According to ABC, Arkansas' highest court overturned a ruling that would have allowed the names of both spouses in a same-sex married couple to appear on their children's birth certificates without a court order. The court justified its reasoning by saying it doesn't violate equal protection "to acknowledge basic biological truths."
Judge Tim Fox was the one who made the ruling that struck down the birth certificate law, citing that the decision by the Supreme Court to legalize gay marriage should award same-sex couples the basic things that straight married couples are privy to - like having both names listed on their children's birth certificates.
"What is before this court is a narrow issue of whether the birth-certificate statute as written deny the appellees due process," Justice Josephine Linker Hart wrote in the Arkansas Supreme Court's majority opinion, "... in the situation involving the female spouse of a biological mother, the female spouse does not have the same biological nexus to the child that the biological mother or biological father has. It does not violate equal protection to acknowledge biological truths."

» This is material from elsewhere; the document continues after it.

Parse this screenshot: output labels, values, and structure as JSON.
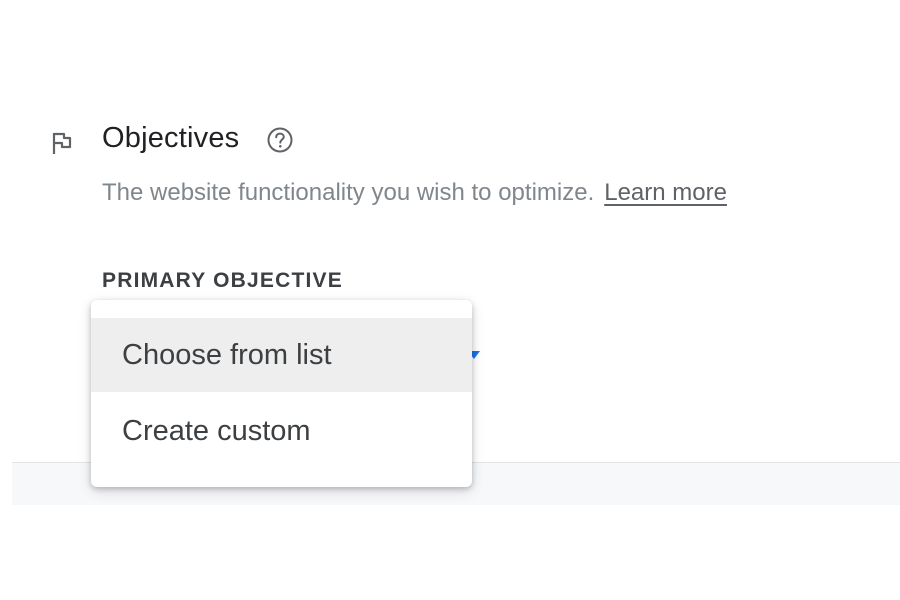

ABC reports that Cheryl Mapes, who sued on behalf of three same-sex couples, hasn't decided if she'll appeal to the Supreme Court yet. "There's no requirement that DNA be given or that there be a biological relationship to a child to get on a birth certificate for a father, for the non-birth parent," she said. "All you have to do is legitimize the child and you're entitled, if you're heterosexual. This is wrong."